+++ Material provided +++

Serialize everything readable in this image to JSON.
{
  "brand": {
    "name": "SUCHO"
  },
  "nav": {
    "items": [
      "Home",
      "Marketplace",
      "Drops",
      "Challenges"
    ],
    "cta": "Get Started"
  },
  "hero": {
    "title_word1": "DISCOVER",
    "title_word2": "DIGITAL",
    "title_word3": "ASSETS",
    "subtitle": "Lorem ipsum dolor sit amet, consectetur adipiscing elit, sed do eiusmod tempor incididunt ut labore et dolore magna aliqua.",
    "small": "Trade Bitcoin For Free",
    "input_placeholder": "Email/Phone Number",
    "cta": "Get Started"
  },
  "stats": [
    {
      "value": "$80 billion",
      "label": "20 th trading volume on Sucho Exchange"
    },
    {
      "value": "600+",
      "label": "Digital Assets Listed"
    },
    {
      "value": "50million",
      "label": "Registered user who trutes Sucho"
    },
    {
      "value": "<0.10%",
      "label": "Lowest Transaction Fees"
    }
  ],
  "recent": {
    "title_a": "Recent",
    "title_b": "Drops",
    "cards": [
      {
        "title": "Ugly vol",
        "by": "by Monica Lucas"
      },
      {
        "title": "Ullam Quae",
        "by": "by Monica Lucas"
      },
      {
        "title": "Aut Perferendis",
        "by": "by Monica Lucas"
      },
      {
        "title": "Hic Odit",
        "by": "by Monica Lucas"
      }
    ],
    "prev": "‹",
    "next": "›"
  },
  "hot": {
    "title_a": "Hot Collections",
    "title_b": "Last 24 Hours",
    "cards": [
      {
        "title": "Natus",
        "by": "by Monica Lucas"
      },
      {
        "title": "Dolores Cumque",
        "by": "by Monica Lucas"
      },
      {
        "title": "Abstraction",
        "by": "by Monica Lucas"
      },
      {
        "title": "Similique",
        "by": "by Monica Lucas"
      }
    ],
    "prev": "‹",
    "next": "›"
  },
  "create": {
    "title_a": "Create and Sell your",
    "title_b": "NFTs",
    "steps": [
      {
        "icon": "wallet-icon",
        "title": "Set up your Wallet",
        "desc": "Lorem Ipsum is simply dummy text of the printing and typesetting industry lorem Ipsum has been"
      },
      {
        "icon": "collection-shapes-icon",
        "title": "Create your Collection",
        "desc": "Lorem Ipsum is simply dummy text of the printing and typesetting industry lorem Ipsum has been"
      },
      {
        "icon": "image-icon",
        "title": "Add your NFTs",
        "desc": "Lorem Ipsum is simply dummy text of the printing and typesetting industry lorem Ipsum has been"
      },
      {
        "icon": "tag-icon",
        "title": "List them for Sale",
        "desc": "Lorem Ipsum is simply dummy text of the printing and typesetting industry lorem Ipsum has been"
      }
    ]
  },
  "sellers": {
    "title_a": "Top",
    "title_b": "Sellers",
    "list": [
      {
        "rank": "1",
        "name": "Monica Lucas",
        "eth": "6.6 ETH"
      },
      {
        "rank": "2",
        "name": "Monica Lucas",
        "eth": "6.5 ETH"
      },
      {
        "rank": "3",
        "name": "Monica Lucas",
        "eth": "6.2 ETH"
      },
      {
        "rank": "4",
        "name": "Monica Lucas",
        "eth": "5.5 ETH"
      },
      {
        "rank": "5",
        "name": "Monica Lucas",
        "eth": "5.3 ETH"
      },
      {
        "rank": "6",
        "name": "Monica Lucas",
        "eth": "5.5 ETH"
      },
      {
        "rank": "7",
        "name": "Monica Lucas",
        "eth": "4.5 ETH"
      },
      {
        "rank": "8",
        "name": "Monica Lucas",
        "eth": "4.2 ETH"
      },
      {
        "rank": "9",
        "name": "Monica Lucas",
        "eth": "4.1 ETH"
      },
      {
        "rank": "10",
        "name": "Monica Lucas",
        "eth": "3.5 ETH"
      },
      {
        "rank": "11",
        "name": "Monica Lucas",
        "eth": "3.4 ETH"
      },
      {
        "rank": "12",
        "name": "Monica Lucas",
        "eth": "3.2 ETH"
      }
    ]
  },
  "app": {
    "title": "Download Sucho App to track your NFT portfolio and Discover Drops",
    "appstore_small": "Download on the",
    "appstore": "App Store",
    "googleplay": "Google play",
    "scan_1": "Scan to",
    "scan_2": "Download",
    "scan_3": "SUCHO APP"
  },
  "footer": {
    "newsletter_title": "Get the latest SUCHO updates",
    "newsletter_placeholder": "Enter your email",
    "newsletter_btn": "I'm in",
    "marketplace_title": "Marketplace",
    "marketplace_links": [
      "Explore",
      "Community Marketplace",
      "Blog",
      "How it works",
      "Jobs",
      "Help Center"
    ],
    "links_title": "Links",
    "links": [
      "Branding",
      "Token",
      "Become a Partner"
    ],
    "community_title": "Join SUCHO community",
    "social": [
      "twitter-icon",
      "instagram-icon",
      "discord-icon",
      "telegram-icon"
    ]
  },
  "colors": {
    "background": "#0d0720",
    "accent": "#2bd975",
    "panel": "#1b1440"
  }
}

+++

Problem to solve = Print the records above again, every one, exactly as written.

Result for this exercise =
Serialize everything readable in this image to JSON.
{
  "brand": {
    "name": "SUCHO"
  },
  "nav": {
    "items": [
      "Home",
      "Marketplace",
      "Drops",
      "Challenges"
    ],
    "cta": "Get Started"
  },
  "hero": {
    "title_word1": "DISCOVER",
    "title_word2": "DIGITAL",
    "title_word3": "ASSETS",
    "subtitle": "Lorem ipsum dolor sit amet, consectetur adipiscing elit, sed do eiusmod tempor incididunt ut labore et dolore magna aliqua.",
    "small": "Trade Bitcoin For Free",
    "input_placeholder": "Email/Phone Number",
    "cta": "Get Started"
  },
  "stats": [
    {
      "value": "$80 billion",
      "label": "20 th trading volume on Sucho Exchange"
    },
    {
      "value": "600+",
      "label": "Digital Assets Listed"
    },
    {
      "value": "50million",
      "label": "Registered user who trutes Sucho"
    },
    {
      "value": "<0.10%",
      "label": "Lowest Transaction Fees"
    }
  ],
  "recent": {
    "title_a": "Recent",
    "title_b": "Drops",
    "cards": [
      {
        "title": "Ugly vol",
        "by": "by Monica Lucas"
      },
      {
        "title": "Ullam Quae",
        "by": "by Monica Lucas"
      },
      {
        "title": "Aut Perferendis",
        "by": "by Monica Lucas"
      },
      {
        "title": "Hic Odit",
        "by": "by Monica Lucas"
      }
    ],
    "prev": "‹",
    "next": "›"
  },
  "hot": {
    "title_a": "Hot Collections",
    "title_b": "Last 24 Hours",
    "cards": [
      {
        "title": "Natus",
        "by": "by Monica Lucas"
      },
      {
        "title": "Dolores Cumque",
        "by": "by Monica Lucas"
      },
      {
        "title": "Abstraction",
        "by": "by Monica Lucas"
      },
      {
        "title": "Similique",
        "by": "by Monica Lucas"
      }
    ],
    "prev": "‹",
    "next": "›"
  },
  "create": {
    "title_a": "Create and Sell your",
    "title_b": "NFTs",
    "steps": [
      {
        "icon": "wallet-icon",
        "title": "Set up your Wallet",
        "desc": "Lorem Ipsum is simply dummy text of the printing and typesetting industry lorem Ipsum has been"
      },
      {
        "icon": "collection-shapes-icon",
        "title": "Create your Collection",
        "desc": "Lorem Ipsum is simply dummy text of the printing and typesetting industry lorem Ipsum has been"
      },
      {
        "icon": "image-icon",
        "title": "Add your NFTs",
        "desc": "Lorem Ipsum is simply dummy text of the printing and typesetting industry lorem Ipsum has been"
      },
      {
        "icon": "tag-icon",
        "title": "List them for Sale",
        "desc": "Lorem Ipsum is simply dummy text of the printing and typesetting industry lorem Ipsum has been"
      }
    ]
  },
  "sellers": {
    "title_a": "Top",
    "title_b": "Sellers",
    "list": [
      {
        "rank": "1",
        "name": "Monica Lucas",
        "eth": "6.6 ETH"
      },
      {
        "rank": "2",
        "name": "Monica Lucas",
        "eth": "6.5 ETH"
      },
      {
        "rank": "3",
        "name": "Monica Lucas",
        "eth": "6.2 ETH"
      },
      {
        "rank": "4",
        "name": "Monica Lucas",
        "eth": "5.5 ETH"
      },
      {
        "rank": "5",
        "name": "Monica Lucas",
        "eth": "5.3 ETH"
      },
      {
        "rank": "6",
        "name": "Monica Lucas",
        "eth": "5.5 ETH"
      },
      {
        "rank": "7",
        "name": "Monica Lucas",
        "eth": "4.5 ETH"
      },
      {
        "rank": "8",
        "name": "Monica Lucas",
        "eth": "4.2 ETH"
      },
      {
        "rank": "9",
        "name": "Monica Lucas",
        "eth": "4.1 ETH"
      },
      {
        "rank": "10",
        "name": "Monica Lucas",
        "eth": "3.5 ETH"
      },
      {
        "rank": "11",
        "name": "Monica Lucas",
        "eth": "3.4 ETH"
      },
      {
        "rank": "12",
        "name": "Monica Lucas",
        "eth": "3.2 ETH"
      }
    ]
  },
  "app": {
    "title": "Download Sucho App to track your NFT portfolio and Discover Drops",
    "appstore_small": "Download on the",
    "appstore": "App Store",
    "googleplay": "Google play",
    "scan_1": "Scan to",
    "scan_2": "Download",
    "scan_3": "SUCHO APP"
  },
  "footer": {
    "newsletter_title": "Get the latest SUCHO updates",
    "newsletter_placeholder": "Enter your email",
    "newsletter_btn": "I'm in",
    "marketplace_title": "Marketplace",
    "marketplace_links": [
      "Explore",
      "Community Marketplace",
      "Blog",
      "How it works",
      "Jobs",
      "Help Center"
    ],
    "links_title": "Links",
    "links": [
      "Branding",
      "Token",
      "Become a Partner"
    ],
    "community_title": "Join SUCHO community",
    "social": [
      "twitter-icon",
      "instagram-icon",
      "discord-icon",
      "telegram-icon"
    ]
  },
  "colors": {
    "background": "#0d0720",
    "accent": "#2bd975",
    "panel": "#1b1440"
  }
}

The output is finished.